Look through the records and copy every line in which "index" appears.

(Data about app and page elements)
----------------------------------------

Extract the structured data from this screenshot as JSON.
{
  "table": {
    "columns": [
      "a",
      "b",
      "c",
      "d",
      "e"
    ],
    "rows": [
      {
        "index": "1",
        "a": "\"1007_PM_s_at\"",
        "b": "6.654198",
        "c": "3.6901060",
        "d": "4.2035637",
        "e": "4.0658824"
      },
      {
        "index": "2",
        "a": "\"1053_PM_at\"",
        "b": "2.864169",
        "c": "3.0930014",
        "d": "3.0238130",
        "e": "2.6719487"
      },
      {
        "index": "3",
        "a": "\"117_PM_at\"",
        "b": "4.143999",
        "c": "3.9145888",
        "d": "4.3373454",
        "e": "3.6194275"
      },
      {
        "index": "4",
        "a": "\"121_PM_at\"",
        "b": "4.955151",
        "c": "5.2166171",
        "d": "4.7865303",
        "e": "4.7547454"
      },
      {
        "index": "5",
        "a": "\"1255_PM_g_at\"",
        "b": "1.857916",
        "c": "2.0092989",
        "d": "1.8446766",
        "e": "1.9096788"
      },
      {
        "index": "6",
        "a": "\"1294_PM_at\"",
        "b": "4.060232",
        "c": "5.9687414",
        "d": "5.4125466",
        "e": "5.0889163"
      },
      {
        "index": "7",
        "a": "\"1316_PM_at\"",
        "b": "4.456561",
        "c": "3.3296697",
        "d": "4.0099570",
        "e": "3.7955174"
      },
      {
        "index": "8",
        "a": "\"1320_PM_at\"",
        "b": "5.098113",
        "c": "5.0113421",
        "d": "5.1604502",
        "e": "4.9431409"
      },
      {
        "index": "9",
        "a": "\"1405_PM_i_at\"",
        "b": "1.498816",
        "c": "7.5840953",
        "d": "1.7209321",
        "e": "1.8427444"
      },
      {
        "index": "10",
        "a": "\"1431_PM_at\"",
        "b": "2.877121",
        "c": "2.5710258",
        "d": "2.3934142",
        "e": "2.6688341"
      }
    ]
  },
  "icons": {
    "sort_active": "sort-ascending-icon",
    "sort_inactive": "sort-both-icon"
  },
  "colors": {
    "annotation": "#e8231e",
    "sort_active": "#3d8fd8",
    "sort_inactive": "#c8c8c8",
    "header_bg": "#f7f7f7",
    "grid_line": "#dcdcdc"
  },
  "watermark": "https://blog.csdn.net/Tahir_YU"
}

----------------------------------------

Answer for the task:
        "index": "1",
        "index": "2",
        "index": "3",
        "index": "4",
        "index": "5",
        "index": "6",
        "index": "7",
        "index": "8",
        "index": "9",
        "index": "10",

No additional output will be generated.